The “Amcha” Association in Israel cares for the survivors of the Holocaust who to this day continue to suffer from emotional disturbances due to former persecution. This work is being supported by a contribution of € 70,000 taken from the National Fund.
Natan Kellerman is confronted with the sad reality that “many of our patients are dying on a daily level”. The director and clinical psychologist of the Jewish organization, “Amcha”, administers psycho- and conversational therapy for elderly Holocaust victims in Israel. They continue to suffer still decades later from the aftermath of National Socialism in the form of depression, nightmares, social isolation and family problems.
“These people have failed to be able to return to a ‘normal’ life. Others have never had the time to reflect on what happened, but with old age everything is divulged and comes out”, reports the psychologist from his work with those affected. In view of the imminent danger of war in the Middle East, Natan Kellermann recently has noticed agitation among his patients because repressed memories of earlier times are being aroused. He was, therefore, in Vienna to try to get support for the organization. He, himself, is a son of Jewish Holocaust survivors from Vienna, having grown up in Sweden.
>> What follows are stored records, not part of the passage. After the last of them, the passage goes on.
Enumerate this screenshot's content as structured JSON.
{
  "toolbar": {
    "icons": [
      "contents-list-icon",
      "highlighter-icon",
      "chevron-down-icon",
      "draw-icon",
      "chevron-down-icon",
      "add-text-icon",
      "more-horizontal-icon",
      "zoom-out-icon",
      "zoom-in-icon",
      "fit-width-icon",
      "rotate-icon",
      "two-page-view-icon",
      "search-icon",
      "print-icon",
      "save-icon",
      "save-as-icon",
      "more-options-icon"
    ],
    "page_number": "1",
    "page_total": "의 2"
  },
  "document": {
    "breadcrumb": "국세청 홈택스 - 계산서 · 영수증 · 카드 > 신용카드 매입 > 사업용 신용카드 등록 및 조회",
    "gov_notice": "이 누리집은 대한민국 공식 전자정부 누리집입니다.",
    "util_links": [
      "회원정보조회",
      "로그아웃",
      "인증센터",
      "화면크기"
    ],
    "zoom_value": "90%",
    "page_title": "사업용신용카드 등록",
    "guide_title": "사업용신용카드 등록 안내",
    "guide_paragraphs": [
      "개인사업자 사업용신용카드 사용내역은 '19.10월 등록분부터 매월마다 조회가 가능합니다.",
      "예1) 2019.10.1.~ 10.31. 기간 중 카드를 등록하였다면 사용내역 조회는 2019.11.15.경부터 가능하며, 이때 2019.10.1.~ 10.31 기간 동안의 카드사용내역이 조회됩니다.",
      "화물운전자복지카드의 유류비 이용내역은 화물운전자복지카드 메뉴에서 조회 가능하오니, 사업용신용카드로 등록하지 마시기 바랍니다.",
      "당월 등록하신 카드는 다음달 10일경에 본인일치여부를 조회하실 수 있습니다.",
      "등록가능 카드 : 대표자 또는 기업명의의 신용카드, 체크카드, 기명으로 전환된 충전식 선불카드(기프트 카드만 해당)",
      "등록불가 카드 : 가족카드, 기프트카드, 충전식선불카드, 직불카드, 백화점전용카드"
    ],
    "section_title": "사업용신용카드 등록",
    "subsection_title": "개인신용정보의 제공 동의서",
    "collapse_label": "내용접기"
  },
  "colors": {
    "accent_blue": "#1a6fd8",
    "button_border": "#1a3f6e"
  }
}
Kellerman estimates that there are about 250,000 survivors of the Holocaust living in Israel, and some 500 of them have sought psychological help during the previous year. Most of them have roots in Austria, Hungary, Poland or Russia.
Since 1988 “Amcha Austria” manages fundraising for social welfare projects in Israel. According to information offered by Karl Semlitsch, Vice President and Military Commander in Vienna, the organization in Austria has succeeded in acquiring up to € 70,000 in contributions or support from the National Fund.
Among other things, it is explicitly stated in the guidelines established by the National Fund in 1995 that such projects designed to offer emotional support and psychotherapy treatment to Holocaust victims are to be supported. Semlitsch believes “reflecting on those who died is important” but one must keep in mind “that for many of the survivors of the Holocaust, this process of working through and accepting what happened is still not over”.